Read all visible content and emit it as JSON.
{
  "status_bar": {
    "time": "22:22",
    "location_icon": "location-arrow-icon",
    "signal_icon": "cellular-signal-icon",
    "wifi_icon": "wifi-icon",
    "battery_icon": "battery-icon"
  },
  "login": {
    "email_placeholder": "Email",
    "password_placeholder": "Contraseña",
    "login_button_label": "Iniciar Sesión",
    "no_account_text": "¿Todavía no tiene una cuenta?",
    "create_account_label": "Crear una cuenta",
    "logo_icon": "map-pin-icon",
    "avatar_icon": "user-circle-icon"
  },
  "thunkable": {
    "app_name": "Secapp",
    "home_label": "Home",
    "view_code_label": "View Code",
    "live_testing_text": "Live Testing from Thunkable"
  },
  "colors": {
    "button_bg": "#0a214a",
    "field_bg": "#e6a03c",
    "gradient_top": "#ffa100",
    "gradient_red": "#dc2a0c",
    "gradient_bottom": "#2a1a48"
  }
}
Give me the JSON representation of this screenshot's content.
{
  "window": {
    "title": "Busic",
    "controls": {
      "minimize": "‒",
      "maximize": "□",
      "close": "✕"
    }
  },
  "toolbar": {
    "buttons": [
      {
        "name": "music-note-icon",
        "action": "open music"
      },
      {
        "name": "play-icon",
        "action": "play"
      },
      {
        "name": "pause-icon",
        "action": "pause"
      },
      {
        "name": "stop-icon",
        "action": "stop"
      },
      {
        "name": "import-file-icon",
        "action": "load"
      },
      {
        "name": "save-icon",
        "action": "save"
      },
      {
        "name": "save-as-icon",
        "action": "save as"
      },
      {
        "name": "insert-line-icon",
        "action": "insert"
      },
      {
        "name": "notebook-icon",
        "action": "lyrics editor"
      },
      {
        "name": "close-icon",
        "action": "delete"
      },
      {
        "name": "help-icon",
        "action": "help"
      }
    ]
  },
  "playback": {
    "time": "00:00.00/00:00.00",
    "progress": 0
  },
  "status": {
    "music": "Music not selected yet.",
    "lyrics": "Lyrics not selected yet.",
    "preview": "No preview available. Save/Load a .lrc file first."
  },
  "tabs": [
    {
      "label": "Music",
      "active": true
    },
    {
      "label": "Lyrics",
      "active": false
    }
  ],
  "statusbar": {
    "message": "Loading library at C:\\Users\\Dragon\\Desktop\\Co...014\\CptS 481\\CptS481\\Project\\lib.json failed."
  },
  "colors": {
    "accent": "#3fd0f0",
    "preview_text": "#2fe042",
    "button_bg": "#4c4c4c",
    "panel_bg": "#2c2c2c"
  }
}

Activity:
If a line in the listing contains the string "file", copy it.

Solution for this task:
        "name": "import-file-icon",
    "preview": "No preview available. Save/Load a .lrc file first."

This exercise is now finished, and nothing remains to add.